Records from a dataset

______________________________

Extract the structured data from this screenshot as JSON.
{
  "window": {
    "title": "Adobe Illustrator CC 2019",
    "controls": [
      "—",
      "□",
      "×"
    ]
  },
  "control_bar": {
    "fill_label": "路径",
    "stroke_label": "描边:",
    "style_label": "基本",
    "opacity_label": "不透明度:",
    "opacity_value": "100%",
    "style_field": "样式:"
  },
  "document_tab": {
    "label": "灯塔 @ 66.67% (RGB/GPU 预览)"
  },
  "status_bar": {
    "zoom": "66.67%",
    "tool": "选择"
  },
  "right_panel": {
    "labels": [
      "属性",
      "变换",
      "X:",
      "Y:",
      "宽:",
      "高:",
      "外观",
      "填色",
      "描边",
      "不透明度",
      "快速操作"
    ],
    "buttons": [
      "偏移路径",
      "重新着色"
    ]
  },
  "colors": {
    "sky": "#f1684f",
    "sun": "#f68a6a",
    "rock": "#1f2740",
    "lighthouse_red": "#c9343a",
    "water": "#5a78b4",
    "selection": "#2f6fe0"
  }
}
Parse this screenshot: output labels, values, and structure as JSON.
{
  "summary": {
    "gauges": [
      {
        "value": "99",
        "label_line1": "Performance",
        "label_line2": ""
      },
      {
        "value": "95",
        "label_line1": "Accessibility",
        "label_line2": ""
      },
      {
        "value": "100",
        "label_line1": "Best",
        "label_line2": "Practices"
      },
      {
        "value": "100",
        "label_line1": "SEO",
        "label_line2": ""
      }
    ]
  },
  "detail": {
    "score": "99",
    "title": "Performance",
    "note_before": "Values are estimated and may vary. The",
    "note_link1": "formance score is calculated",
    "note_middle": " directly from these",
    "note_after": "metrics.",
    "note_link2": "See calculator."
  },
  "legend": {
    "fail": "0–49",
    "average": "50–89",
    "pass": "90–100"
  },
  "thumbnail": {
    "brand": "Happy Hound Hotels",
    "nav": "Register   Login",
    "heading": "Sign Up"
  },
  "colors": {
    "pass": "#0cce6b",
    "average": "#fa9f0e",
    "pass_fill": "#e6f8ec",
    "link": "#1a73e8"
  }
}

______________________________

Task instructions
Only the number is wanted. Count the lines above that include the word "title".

Problem solution
2